━━━━━ MATERIAL FOR THIS TASK ━━━━━
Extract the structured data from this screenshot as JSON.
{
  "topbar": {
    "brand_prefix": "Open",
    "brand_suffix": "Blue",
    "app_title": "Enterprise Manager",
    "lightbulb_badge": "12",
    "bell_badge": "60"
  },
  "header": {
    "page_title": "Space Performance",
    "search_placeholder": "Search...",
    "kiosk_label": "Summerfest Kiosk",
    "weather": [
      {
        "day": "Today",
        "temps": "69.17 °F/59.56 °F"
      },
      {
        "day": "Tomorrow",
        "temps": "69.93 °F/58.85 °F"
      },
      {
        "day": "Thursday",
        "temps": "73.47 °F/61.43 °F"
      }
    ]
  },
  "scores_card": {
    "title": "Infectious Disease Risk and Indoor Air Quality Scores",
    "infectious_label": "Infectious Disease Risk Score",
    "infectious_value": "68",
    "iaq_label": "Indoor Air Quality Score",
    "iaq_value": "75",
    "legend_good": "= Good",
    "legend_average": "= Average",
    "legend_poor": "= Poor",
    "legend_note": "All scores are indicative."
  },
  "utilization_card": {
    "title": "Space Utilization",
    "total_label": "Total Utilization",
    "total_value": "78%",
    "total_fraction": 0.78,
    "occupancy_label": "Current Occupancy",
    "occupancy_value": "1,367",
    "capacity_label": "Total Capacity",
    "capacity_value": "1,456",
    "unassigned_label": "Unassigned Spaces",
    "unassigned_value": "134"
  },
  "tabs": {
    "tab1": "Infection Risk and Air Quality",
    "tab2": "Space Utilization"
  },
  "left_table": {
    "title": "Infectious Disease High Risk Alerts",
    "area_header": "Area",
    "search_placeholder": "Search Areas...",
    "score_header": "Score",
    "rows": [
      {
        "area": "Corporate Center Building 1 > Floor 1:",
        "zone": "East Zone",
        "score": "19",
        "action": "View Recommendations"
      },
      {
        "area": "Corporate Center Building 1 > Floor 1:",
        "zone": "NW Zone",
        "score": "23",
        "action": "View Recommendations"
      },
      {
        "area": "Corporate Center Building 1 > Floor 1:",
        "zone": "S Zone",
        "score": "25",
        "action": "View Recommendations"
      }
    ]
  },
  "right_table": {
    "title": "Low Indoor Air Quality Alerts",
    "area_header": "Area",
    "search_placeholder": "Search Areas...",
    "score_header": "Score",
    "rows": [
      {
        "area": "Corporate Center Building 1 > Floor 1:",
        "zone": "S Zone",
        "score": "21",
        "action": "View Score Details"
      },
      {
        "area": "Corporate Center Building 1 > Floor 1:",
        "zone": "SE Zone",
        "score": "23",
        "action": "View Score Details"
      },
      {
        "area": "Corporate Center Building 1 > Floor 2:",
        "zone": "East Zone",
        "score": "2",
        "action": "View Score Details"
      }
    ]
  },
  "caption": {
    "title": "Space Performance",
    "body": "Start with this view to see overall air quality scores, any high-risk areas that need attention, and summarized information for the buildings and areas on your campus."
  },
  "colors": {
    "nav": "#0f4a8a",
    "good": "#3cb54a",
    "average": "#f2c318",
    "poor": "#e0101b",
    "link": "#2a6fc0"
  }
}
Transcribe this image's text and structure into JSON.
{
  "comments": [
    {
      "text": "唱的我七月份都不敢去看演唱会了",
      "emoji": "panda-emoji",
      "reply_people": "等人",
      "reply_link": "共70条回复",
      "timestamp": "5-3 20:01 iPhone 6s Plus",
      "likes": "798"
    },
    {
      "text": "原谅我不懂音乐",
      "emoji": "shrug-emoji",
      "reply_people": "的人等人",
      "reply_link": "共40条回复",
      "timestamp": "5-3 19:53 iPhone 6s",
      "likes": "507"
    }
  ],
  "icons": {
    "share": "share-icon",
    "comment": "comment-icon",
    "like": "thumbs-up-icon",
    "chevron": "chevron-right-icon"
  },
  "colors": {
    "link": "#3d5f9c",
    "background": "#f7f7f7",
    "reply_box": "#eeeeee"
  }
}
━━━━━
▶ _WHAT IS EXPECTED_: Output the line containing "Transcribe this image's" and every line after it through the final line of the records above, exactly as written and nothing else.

▶ _TASK RESPONSE_:
Transcribe this image's text and structure into JSON.
{
  "comments": [
    {
      "text": "唱的我七月份都不敢去看演唱会了",
      "emoji": "panda-emoji",
      "reply_people": "等人",
      "reply_link": "共70条回复",
      "timestamp": "5-3 20:01 iPhone 6s Plus",
      "likes": "798"
    },
    {
      "text": "原谅我不懂音乐",
      "emoji": "shrug-emoji",
      "reply_people": "的人等人",
      "reply_link": "共40条回复",
      "timestamp": "5-3 19:53 iPhone 6s",
      "likes": "507"
    }
  ],
  "icons": {
    "share": "share-icon",
    "comment": "comment-icon",
    "like": "thumbs-up-icon",
    "chevron": "chevron-right-icon"
  },
  "colors": {
    "link": "#3d5f9c",
    "background": "#f7f7f7",
    "reply_box": "#eeeeee"
  }
}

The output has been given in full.